Time and place
Lunch: 12.30 - 13.00, Staff Lounge, 4th Floor, Economics Building
Seminar: 13.00 - 14.00, Seminar Room, 4th Floor, Economics Building
• Skills mismatch and informal sector participation among educated immigrants: Evidence from South Africa
Alexandra Doyle, Amos Peters and Asha Sundaram
• Information, mobilization, and demand for redistribution: A survey experiment in South Africa
Miquel Pellicer, Patrizio Piraino and Eva Wegner
• South Africa’s evolving political settlement in comparative perspective
Brian Levy, Alan Hirsch and Ingrid Woolard
Malcolm Keswell and Michael R. Carter

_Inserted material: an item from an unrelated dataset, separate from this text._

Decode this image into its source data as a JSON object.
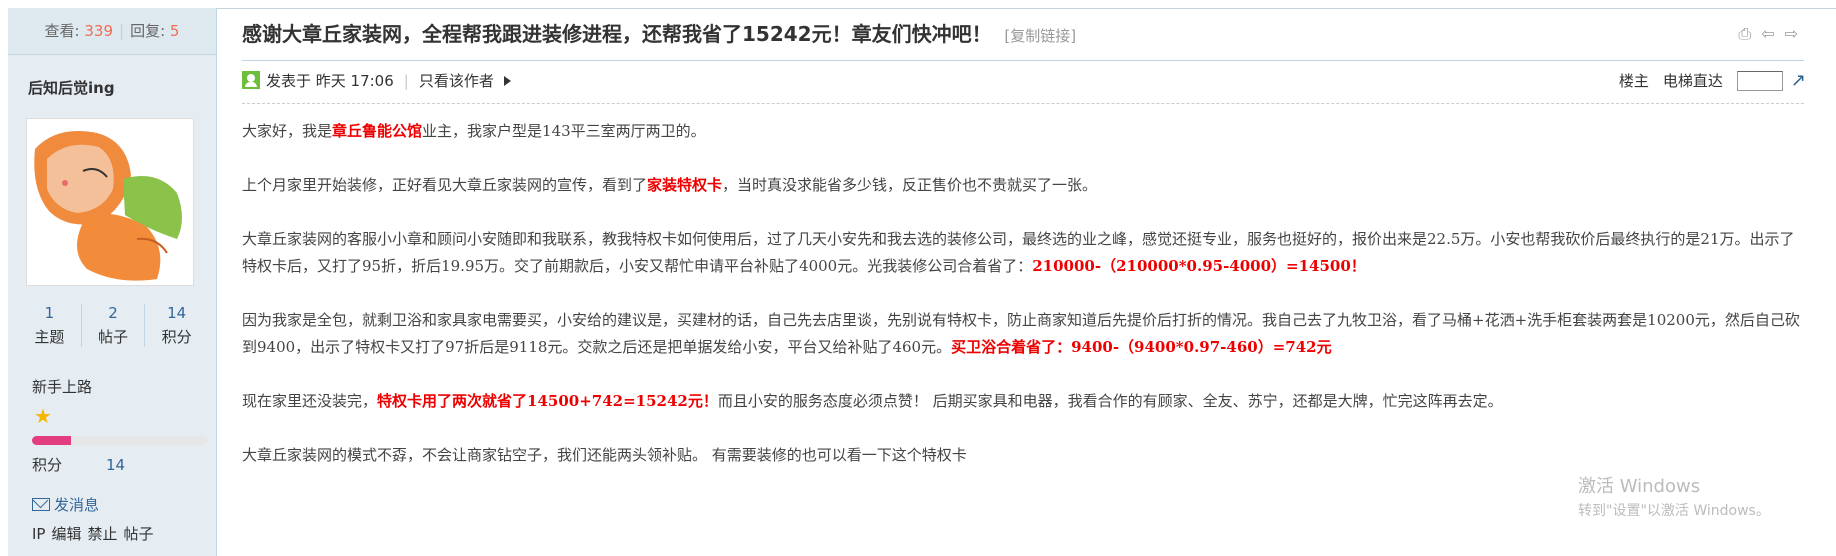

Goodness C. Aye, Mehmet Balcilar, John P. Dunne, Rangan Gupta and Reneé van Eyden
Chris Richard Kenyon, Lung Vu, Joris Menten and Brendan Maughan-Brown
• The economic consequences of AIDS mortality in South Africa generations
Cally Ardington, Till Barnighausen, Anne Case and Alicia Menendez
• Partner age differences and concurrency in South Africa: Implications for HIV-infection risk among young women
Brendan Maughan-Brown, Chris Kenyon and Mark Lurie
• Econ 3x3 brief: How the old age pension is helping young people from rural areas find jobs
Cally Ardington and Clare Hofmeyr
• Econ 3x3 brief: More financial aid is not the best way to close the racial gap in tertiary education
David Lam, Cally Ardington, Nicola Branson and Murray Leibbrandt
• Econ3x3 brief: Enforcement and compliance: The case of minimum wages and mandatory contracts for domestic workers
Taryn Dinkelman, Vimal Ranchhod and Clare Hofmeyr
• Econ 3x3 brief: The matric certificate is still valuable in the labour market
Clare Hofmeyr, Nicola Branson, Murray Leibbrandt, Cally Ardington and David Lam